<<<<
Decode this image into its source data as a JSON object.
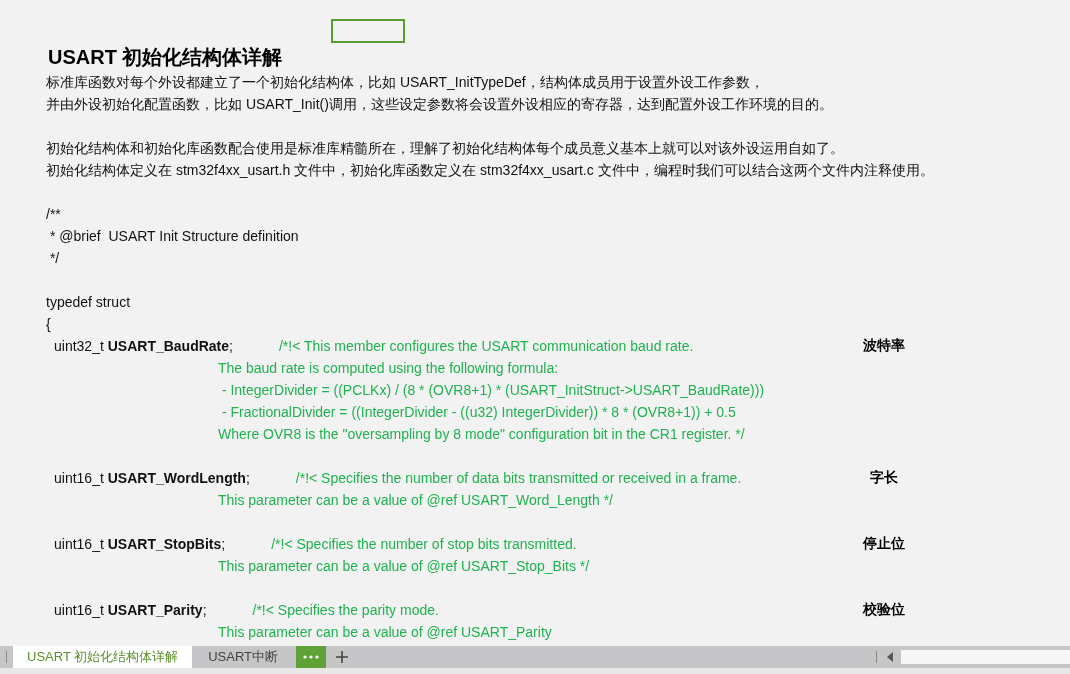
{
  "title": "USART 初始化结构体详解",
  "intro": [
    [
      "标准库函数对每个外设都建立了一个初始化结构体，比如 USART_InitTypeDef，结构体成员用于设置外设工作参数，",
      "并由外设初始化配置函数，比如 USART_Init()调用，这些设定参数将会设置外设相应的寄存器，达到配置外设工作环境的目的。"
    ],
    [
      "初始化结构体和初始化库函数配合使用是标准库精髓所在，理解了初始化结构体每个成员意义基本上就可以对该外设运用自如了。",
      "初始化结构体定义在 stm32f4xx_usart.h 文件中，初始化库函数定义在 stm32f4xx_usart.c 文件中，编程时我们可以结合这两个文件内注释使用。"
    ]
  ],
  "code_header": [
    "/**",
    " * @brief  USART Init Structure definition",
    " */"
  ],
  "code_open": [
    "typedef struct",
    "{"
  ],
  "members": [
    {
      "declaration": "uint32_t **USART_BaudRate**;",
      "comment": [
        "/*!< This member configures the USART communication baud rate.",
        "The baud rate is computed using the following formula:",
        " - IntegerDivider = ((PCLKx) / (8 * (OVR8+1) * (USART_InitStruct->USART_BaudRate)))",
        " - FractionalDivider = ((IntegerDivider - ((u32) IntegerDivider)) * 8 * (OVR8+1)) + 0.5",
        "Where OVR8 is the \"oversampling by 8 mode\" configuration bit in the CR1 register. */"
      ],
      "note": "波特率"
    },
    {
      "declaration": "uint16_t **USART_WordLength**;",
      "comment": [
        "/*!< Specifies the number of data bits transmitted or received in a frame.",
        "This parameter can be a value of @ref USART_Word_Length */"
      ],
      "note": "字长"
    },
    {
      "declaration": "uint16_t **USART_StopBits**;",
      "comment": [
        "/*!< Specifies the number of stop bits transmitted.",
        "This parameter can be a value of @ref USART_Stop_Bits */"
      ],
      "note": "停止位"
    },
    {
      "declaration": "uint16_t **USART_Parity**;",
      "comment": [
        "/*!< Specifies the parity mode.",
        "This parameter can be a value of @ref USART_Parity"
      ],
      "note": "校验位"
    }
  ],
  "sheet_tabs": [
    {
      "label": "USART 初始化结构体详解",
      "selected": true
    },
    {
      "label": "USART中断",
      "selected": false
    }
  ]
}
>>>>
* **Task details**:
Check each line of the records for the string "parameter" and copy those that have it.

* **Reply to the exercise**:
        "This parameter can be a value of @ref USART_Word_Length */"
        "This parameter can be a value of @ref USART_Stop_Bits */"
        "This parameter can be a value of @ref USART_Parity"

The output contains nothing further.